Resolve issues when they arise because Live deployment cannot happen with active issues.
To flag issues, Bubble does a lot of calculations behind-the-scenes. For very large apps, this calculation may spot additional issues on a page only once you visit that page.
After merging two development versions, the issues in the newly combined version may not update right away. In these situations, if you want to be extra sure that any issues are caught in the merged version, our suggestion is to visit each page in the editor - visiting a page will should cause the Issue Checker to run for that page.
In certain cases, like with Plugin element inputs, the Issue Checker will mark text fields filled out with an empty string (ie. "") as empty. Either enter text, or " ", if this is a required field that you'd like to keep blank.
The Component Library is a collection of pre-built User Interface (UI) components that can be dragged and dropped onto your page to help you build beautiful interfaces faster. These UI components are fully responsive and are made up of containers, visual elements, and form inputs that can be individually customized once added to your page. Each component is a fully independent unit, but can be connected to each other or other parts of your app by adding workflows and data. You can learn more about using the component library to build a page in the Help Guide.
The Component Library contains a handful of the most common UI components used in web applications today. Each type of UI component has 3 to 4 different versions that can be selected based on personal preference. New UI components will be regularly added to the Component Library.
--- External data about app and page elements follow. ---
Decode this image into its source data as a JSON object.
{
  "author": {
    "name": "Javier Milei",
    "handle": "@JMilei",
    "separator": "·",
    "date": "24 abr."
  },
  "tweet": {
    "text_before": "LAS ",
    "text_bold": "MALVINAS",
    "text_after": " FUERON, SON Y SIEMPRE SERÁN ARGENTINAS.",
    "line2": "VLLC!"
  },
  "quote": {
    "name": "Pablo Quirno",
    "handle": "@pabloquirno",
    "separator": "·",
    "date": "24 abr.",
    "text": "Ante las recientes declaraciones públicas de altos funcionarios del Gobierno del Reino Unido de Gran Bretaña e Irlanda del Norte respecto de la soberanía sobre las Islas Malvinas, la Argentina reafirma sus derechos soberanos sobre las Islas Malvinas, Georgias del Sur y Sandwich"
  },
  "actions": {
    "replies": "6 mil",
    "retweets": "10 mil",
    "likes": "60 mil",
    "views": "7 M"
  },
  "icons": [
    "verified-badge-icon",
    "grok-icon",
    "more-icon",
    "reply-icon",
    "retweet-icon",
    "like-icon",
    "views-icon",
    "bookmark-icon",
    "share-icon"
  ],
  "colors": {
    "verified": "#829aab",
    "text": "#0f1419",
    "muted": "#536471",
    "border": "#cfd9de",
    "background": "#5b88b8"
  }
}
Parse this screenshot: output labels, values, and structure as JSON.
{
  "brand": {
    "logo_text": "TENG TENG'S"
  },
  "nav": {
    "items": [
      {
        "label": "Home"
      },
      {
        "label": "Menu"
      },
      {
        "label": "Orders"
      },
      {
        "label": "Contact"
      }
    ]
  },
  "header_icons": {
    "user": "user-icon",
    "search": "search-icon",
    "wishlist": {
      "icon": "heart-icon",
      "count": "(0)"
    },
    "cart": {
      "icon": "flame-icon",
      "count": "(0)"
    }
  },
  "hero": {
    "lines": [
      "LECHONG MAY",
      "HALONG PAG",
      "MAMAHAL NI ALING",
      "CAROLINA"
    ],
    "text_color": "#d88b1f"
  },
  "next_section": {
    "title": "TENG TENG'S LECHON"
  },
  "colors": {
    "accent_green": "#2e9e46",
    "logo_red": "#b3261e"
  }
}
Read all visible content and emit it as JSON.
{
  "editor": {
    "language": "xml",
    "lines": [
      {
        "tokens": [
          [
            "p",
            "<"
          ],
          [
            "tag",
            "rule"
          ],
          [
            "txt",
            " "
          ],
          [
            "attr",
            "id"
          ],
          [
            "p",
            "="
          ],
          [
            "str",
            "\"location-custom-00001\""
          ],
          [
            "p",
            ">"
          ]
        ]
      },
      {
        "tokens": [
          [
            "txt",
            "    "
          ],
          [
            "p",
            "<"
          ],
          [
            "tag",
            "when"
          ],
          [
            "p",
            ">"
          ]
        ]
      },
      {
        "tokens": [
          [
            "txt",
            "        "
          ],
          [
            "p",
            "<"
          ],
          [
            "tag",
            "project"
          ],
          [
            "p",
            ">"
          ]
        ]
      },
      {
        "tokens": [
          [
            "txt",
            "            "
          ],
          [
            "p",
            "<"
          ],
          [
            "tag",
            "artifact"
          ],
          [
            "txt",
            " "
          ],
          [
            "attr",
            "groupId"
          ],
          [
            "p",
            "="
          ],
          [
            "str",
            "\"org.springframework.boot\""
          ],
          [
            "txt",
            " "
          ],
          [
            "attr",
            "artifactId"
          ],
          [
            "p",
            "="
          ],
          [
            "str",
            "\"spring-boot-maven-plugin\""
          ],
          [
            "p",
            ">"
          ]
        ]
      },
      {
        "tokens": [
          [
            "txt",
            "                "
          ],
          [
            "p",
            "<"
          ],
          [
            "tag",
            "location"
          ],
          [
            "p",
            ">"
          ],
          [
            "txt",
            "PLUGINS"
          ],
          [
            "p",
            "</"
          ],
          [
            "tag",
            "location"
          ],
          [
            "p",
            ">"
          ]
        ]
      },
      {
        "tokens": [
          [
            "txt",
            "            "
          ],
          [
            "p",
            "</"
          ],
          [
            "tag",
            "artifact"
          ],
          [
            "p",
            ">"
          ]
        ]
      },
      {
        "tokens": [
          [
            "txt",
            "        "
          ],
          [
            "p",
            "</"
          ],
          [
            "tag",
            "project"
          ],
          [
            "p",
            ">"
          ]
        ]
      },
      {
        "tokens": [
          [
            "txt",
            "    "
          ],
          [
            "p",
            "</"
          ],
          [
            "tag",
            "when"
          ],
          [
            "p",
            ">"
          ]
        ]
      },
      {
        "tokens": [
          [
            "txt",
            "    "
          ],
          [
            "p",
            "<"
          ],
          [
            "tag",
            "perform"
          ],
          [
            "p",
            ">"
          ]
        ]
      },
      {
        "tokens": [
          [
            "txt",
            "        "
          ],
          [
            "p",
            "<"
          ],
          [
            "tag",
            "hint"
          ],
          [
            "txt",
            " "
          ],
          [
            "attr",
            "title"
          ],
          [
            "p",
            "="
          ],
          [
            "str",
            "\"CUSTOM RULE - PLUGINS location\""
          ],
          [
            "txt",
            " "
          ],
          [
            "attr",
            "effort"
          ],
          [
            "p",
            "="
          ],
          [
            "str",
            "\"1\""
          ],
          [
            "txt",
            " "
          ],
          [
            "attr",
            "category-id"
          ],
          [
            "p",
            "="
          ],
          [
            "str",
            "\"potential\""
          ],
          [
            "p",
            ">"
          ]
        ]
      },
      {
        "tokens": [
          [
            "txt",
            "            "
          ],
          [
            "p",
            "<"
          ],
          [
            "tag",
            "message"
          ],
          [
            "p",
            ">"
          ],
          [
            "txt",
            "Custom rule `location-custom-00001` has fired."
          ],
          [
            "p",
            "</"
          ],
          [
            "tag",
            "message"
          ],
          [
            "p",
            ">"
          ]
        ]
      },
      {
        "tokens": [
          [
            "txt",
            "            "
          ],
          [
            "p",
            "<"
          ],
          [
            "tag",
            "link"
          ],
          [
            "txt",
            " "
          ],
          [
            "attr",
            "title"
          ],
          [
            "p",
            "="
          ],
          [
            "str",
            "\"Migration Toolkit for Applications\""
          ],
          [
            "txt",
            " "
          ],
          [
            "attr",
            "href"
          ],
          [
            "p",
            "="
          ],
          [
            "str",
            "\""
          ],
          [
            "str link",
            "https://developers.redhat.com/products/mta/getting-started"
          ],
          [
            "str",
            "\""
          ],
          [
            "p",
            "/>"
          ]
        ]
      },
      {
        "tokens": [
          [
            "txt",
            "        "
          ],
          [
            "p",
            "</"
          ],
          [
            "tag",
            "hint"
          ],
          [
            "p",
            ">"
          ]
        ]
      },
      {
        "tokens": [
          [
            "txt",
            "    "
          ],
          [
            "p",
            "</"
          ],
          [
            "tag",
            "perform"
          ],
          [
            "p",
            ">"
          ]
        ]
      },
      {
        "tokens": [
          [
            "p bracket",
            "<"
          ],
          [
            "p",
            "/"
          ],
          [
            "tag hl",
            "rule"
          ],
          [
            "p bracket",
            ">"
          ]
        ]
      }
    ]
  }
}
Header components are commonly found at the top of most landing pages and contain placeholder links that allow your users to navigate to the most important parts of your application. The header component also contains a placeholder for your company's logo and buttons for users to login and signup.
The Login and Signup buttons are not connected to any workflows by default. Refer to the Help Guide to learn more about connecting these buttons to the Signup/Login component.
A Hero component is typically the first section of your landing page under the header. This section is used to grab the users attention and communicate your brand and what your application has to offer. The hero component contains placeholders for a large image, header text, smaller subtitle text, and CTA's (or "calls to action" buttons) for your users.
A Value Props section is used to communicate the key differentiators, or value, that your application can deliver to your users. This section is typically found beneath the Hero Section as it allows you to go into more detail about your web app. The value props component contains placeholders for multiple sets of images, text, and CTA's to help you describe your application's value proposition.
Footer components are found at the very bottom of a landing page. The footer component is generally used to provide a more detailed map of links to different pages of your website, how to find your company on social media, and any copyright information. The Footer component contains placeholder links, a placeholder for your logo, and buttons for linking to your social media accounts.
The Signup/Login component is used to allow your users to sign up for an account or login to your website. The Signup/Login component contains two forms that can be toggled depending on which form you'd like to show your users. Both groups overlap each other, so this is done by conditionally hiding one group and showing the other. Learn more about how to use the Signup/Login form in your app in the Help Guide.
The Login and Signup buttons are not connected to any workflows by default. Refer to the Help Guide to learn more about connecting these buttons to the workflows that will signup or login your users.